Saturday, January 30, 2021

How to Help Someone With Cancer

 “I have terminal cancer,” the receptionist next to me said. She didn’t do the greatest job at work, and honestly I’d wondered how she still had her job. “I put in my notice because I can’t work much longer.... But I wanted you to know—you’ve always been so nice to me.”

“Why didn’t you tell me before?” I asked, feeling REALLY bad for judging her previously.

“Well, when people know I’m sick, they treat me differently—like there’s something wrong with me. And I guess there is...but you know; I don’t want to be treated that way! And then usually that’s all they want to talk about...”

“You’re really dying?” I couldn’t stop myself.

“Yeah, but I’m at peace with it. My youngest is a junior, but at least I’ve been with him this long.”

And the cavalier way she talked about death shocked me. My impulse was to tell her to have faith, that she would absolutely recover. But then I stopped myself. I suddenly understood her nearly translucently hanging skin, her tired eyes, and something that I realized must have been a wig for all of those months. 

“Can I take you out for dinner and drinks? Since you put in your notice and I wanna wish you well?”

“Ummm... Sure! All right! I can’t drink alcohol, but I would love to go out.”
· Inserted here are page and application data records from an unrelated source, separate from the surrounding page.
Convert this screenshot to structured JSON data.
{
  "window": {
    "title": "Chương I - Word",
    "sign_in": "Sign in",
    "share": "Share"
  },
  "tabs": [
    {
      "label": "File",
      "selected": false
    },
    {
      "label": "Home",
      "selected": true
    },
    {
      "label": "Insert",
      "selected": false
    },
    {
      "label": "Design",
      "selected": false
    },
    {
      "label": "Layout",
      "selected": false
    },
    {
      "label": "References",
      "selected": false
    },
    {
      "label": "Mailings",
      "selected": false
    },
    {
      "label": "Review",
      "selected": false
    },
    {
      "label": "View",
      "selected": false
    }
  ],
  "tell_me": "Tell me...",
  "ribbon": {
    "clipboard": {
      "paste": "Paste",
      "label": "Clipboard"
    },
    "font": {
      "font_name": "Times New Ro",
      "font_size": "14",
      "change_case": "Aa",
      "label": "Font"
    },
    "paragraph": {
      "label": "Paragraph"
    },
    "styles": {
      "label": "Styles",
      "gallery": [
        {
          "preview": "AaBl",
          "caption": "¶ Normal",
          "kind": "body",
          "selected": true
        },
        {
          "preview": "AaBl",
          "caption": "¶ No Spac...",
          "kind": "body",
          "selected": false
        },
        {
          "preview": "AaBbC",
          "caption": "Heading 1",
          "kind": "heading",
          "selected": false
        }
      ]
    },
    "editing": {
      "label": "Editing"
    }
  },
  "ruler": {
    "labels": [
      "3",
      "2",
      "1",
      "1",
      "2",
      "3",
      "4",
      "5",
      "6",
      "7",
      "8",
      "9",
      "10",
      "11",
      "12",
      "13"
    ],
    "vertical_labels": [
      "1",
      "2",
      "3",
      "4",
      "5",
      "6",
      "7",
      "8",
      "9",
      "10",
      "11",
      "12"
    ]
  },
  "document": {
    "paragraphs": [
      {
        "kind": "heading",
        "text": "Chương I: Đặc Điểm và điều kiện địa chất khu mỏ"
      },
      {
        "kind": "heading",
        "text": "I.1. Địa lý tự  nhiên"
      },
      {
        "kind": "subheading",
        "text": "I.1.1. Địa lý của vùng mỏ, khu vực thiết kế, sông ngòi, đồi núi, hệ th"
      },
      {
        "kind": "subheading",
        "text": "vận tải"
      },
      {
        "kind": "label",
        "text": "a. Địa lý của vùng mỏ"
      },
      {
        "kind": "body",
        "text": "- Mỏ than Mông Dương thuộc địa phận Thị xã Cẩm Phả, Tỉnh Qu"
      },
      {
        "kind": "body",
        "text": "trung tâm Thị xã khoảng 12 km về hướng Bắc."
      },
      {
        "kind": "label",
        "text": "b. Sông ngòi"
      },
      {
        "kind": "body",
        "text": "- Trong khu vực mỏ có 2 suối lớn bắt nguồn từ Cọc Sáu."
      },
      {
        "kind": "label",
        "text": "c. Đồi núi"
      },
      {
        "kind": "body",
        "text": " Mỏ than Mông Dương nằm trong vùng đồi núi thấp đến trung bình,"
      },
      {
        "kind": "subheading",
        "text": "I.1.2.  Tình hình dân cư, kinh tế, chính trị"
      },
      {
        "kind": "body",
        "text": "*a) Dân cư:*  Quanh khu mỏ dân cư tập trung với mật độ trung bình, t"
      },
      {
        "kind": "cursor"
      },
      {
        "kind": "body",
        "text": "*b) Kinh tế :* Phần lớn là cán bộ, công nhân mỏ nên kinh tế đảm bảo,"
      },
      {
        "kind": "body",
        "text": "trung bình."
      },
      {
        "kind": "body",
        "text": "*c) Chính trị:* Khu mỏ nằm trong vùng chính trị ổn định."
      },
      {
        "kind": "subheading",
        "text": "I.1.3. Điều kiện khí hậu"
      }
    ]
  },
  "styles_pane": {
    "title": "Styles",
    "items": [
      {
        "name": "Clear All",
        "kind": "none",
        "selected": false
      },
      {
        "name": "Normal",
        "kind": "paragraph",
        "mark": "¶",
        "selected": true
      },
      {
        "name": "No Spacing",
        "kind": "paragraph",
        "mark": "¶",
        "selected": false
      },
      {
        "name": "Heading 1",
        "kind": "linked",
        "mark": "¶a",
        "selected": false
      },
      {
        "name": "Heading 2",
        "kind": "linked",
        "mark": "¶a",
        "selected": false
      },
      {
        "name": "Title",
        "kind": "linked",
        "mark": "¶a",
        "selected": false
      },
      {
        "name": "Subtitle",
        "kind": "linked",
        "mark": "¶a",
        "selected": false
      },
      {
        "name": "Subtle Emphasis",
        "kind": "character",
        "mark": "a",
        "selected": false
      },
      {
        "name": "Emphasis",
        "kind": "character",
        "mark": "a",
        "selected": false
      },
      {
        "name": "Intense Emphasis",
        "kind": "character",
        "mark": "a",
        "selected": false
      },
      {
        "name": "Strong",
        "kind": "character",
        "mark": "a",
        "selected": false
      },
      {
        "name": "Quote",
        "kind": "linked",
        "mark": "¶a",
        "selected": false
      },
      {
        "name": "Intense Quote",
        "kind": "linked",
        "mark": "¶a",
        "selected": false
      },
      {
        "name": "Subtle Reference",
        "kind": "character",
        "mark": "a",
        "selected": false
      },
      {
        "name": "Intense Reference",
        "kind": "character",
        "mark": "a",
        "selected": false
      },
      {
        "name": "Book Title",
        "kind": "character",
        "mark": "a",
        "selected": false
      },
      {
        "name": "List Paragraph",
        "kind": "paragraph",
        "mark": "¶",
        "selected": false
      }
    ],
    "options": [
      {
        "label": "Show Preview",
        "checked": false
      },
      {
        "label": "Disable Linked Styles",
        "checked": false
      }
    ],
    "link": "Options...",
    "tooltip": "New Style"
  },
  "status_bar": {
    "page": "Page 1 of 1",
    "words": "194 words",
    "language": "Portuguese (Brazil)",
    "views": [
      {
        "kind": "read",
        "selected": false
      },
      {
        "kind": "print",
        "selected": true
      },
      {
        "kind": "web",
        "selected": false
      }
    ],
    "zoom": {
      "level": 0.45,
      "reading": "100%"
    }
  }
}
So we met with one of the other receptionists at a local restaurant. I ordered a little too much to drink as I thought about this poor woman’s fate. BUT I didn’t say any of that to her. Instead we had the best time laughing and joking. At one point we laughed so hard I almost spewed my drink and had to use a napkin to wipe my chin. But none of us said a word about cancer...or death.

On her last day at work, she gave me an anchor necklace—always thinking about other people instead of herself. “This is what you’ve been to me,” she said. “You made me laugh—every single day. And you treated me like nothing was wrong. You’ve been my anchor.”

“But I didn’t know anything was wrong.....”

“You knew at the restaurant.”

She gave me such a tight hug, and I felt how tiny and frail she’d become. Tears flooded my eyes as reality hit.

Over the following weeks and months we’d talk and text, but it still came as a shock when I read her obituary. That day I donned my anchor necklace, proudly wore it to work, and thought of a woman who had changed my life.

It’s surreal now that I have stage four cancer. I think of my friend so often. How strange that even after she’s gone, now she’s somehow become an anchor for me....


  1. Nothing could be harder. I can’t imagine what you must feel. I’ll do what I can do and that is to offer a prayer for you.

  2. You have a great talent of writing deeply meaningful stories, sharing faith, kindness and love. Also, bringing tears to my eyes and sadness to my heart. You are an amazing woman.